That’s How I Roll!

Foam rolling often goes unnoticed in the health and fitness sector with it’s benefits not really known. Some of us see it as this tube we roll over to crack our backs or to lay on and balance for core stability, not many of us understand the mechanics of the foam roller.

One of the main things we should know is that foam rolling is painful! It hurts a lot, and sometimes more in certain places as opposed to others. Whelps of pain and sharpe intakes of breath come with the package so grab a towel and prepare for a bumpy ride.

 

What is foam rolling?

Foam rolling is a self-myofascial release technique used to help prevent over active muscles. Foam rollers normally come in the form of a solid tube, but can also take the shape of a ball or stick. The main difference between the two is the practicality, the ball can reach many places that the tube can not so therefore it is more specific tool. There is also another style of roller called a trigger point roller. It contains little grid pockets that create extra rigidity that make finding those hard to reach places of the muscle easier to find.

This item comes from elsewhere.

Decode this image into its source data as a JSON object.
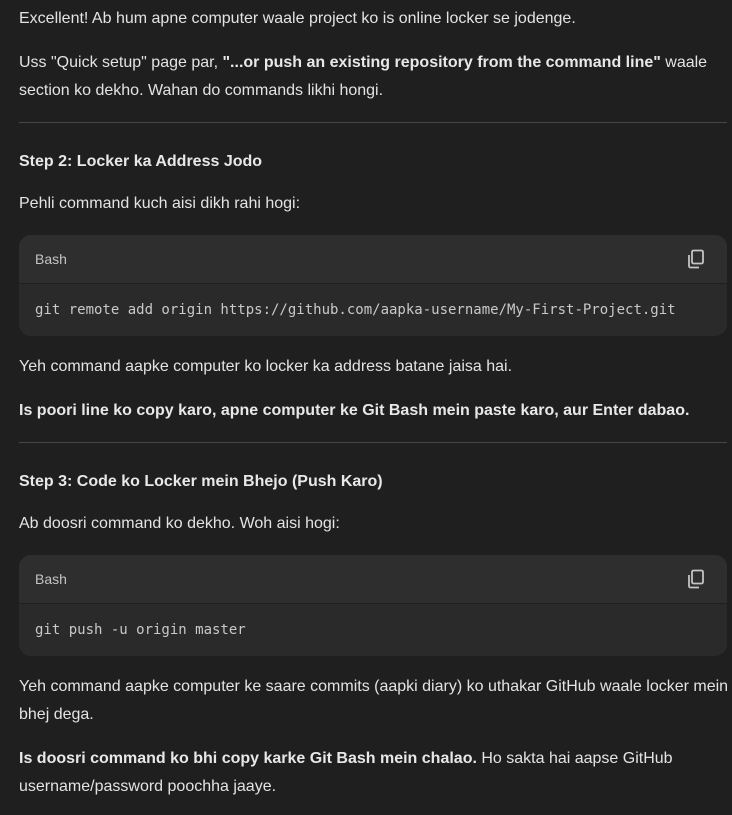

The aim of foam rolling is to breakdown the build up of all the toxins that rest in the body, inside the muscles and tendons, by putting pressure on them with the foam roller. This pressure helps to break them down into the bloodstream, which will eventually be flushed out of the body. You can roll almost any part of the body but beware, some parts of the body generally hurt more than others…I mean, really hurt (*cough* IT Band *cough*).

 

How to Foam roll

The idea behind foam rolling is to iron out all those knots and kinks we gather when we train by pressing down on the toughest parts on the muscle (which normally results in a painful reaction). 

Start at one end of the muscle (this is normally the end closest to the core) and slowly move down the muscle whilst trying to adjust yourself so you hit every knot in the muscle. You want to find a painful spot and apply as much pressure as possible to that area until 70% of the pain has gone or until 30 seconds have elapsed, whichever one comes first. You want to keep moving down along the muscle until that same painful feeling occurs and then repeat the pressure to it, until 70% of the pain or 30 seconds elapse. When done properly, this can take anywhere from 5 - 20 minutes one just one muscle part! Ouch!!

 

Do you even foam roll?

Benefits

What is it good for? There are many benefits to foam rolling with one of the main ones being a reduction of Delayed Onset Muscle Soreness, or DOMS. DOMS are described as the pain we feel 24-72 hours after a bout of exercise. Foam rolling before a workout is a great way to help promote increased flexibility as well as wake up sleeping muscles. For instance, using a foam roller on the lower body before doing some squats can give the feeling of ‘looseness’ and effectively help to improve technique. 

Alternatively, the inclusion of foam rolling straight after a workout can greatly help to decrease the level of DOMS. 

 

How often do I roll?

There isn’t really a guideline when it comes to foam rolling and we tend to adapt a ‘the more the better’ approach in this because it is considered a form of massage and encourages recovery.

 

How much are they?

Foam rollers usually start at around £10 and range to around £45 for a more high end roller. Most sport shops have a type of foam roller for sale, or if you want to explore all options, then have a check online.

 

References

 

  1. Kellie C. Healey, Disa L. Hatfield, Peter Blanpied, Leah R. Dorfman, and Deborah Riebe - The Effects of Myofascial Release with Foam Rolling on Performance. Journal of Strength and Conditioning Research, Vol. 28, No. 1, 2014.
  2. Gregory E. P. Pearcey, David J. Bradbury-Squires, Jon-Erik Kawamoto, Eric J. Drinkwater, David G. Behm, and Duane C. Button - Foam Rolling for Delayed-Onset Muscle Soreness and Recovery of Dynamic Performance Measures. Journal of Athletic Training, Vol. 50, No 1, 2015.
  3. Corey A. Peacock, Darren D. Krein, Tobin A. Silver, Gabriel J. Sanders and Kyle-Patrick A. Von Carlowitz - An Acute Bout of Self-Myofascial Release in the Form of Foam Rolling Improves Performance Testing. International Journal of Exercise Science, Vol. 7, No 3, 2014.
  4. Daniel H. Junker, Thomas L. Stöggl - The Foam Roll as a Tool to Improve Hamstring Flexibility. Journal of Strength & Conditioning Research, Vol. 29, No. 12, 2015.